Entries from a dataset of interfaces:
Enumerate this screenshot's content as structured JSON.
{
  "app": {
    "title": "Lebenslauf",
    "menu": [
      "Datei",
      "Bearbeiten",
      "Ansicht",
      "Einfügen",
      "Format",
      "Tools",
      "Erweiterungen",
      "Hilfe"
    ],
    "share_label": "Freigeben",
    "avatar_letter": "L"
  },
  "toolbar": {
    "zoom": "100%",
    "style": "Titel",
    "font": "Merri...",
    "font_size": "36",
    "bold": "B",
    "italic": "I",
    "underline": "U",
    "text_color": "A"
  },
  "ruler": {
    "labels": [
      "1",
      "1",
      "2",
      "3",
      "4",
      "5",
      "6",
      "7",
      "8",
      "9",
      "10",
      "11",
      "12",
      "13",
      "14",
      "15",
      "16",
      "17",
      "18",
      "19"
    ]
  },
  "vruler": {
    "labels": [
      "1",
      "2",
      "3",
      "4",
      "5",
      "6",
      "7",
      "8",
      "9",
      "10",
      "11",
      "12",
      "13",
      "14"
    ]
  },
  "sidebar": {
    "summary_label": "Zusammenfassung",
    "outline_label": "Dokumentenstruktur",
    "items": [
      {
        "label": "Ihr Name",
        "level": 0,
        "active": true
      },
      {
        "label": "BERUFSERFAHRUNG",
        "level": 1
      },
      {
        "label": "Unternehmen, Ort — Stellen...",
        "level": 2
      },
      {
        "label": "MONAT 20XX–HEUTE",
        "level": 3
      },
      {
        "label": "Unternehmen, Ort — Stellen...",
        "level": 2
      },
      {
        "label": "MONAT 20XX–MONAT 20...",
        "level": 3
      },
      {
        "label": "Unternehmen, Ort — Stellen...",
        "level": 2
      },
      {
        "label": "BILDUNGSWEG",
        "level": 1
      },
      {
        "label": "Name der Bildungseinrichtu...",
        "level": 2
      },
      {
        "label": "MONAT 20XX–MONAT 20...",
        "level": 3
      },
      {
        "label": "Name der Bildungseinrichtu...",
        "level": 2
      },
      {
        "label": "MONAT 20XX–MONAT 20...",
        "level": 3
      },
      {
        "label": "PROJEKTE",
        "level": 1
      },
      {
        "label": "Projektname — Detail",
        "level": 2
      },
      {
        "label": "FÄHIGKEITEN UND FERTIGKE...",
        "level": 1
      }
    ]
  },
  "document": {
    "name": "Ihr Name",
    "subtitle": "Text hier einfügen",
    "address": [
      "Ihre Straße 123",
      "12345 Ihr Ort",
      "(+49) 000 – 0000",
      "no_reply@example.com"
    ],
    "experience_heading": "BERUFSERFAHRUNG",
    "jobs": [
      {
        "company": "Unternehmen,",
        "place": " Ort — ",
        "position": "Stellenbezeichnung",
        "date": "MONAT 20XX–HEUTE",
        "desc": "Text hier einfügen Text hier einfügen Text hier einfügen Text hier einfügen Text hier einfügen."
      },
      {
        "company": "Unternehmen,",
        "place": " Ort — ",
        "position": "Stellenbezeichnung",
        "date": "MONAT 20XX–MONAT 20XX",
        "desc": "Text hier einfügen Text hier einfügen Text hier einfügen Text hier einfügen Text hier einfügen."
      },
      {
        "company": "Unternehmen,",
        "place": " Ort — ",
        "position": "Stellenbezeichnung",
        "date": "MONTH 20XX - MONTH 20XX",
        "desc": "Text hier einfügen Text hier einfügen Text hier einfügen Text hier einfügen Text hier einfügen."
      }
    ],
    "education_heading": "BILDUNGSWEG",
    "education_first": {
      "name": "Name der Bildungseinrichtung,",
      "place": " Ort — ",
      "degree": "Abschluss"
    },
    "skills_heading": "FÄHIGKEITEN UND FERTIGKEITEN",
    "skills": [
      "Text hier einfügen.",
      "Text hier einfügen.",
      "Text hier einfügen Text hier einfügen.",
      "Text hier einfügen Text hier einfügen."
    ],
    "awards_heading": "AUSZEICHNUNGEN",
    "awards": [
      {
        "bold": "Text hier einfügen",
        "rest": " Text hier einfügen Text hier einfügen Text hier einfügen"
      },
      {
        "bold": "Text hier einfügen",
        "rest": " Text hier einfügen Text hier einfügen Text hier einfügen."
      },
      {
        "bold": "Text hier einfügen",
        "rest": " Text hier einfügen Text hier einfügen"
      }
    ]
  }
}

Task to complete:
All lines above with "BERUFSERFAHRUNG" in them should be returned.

Written response:
        "label": "BERUFSERFAHRUNG",
    "experience_heading": "BERUFSERFAHRUNG",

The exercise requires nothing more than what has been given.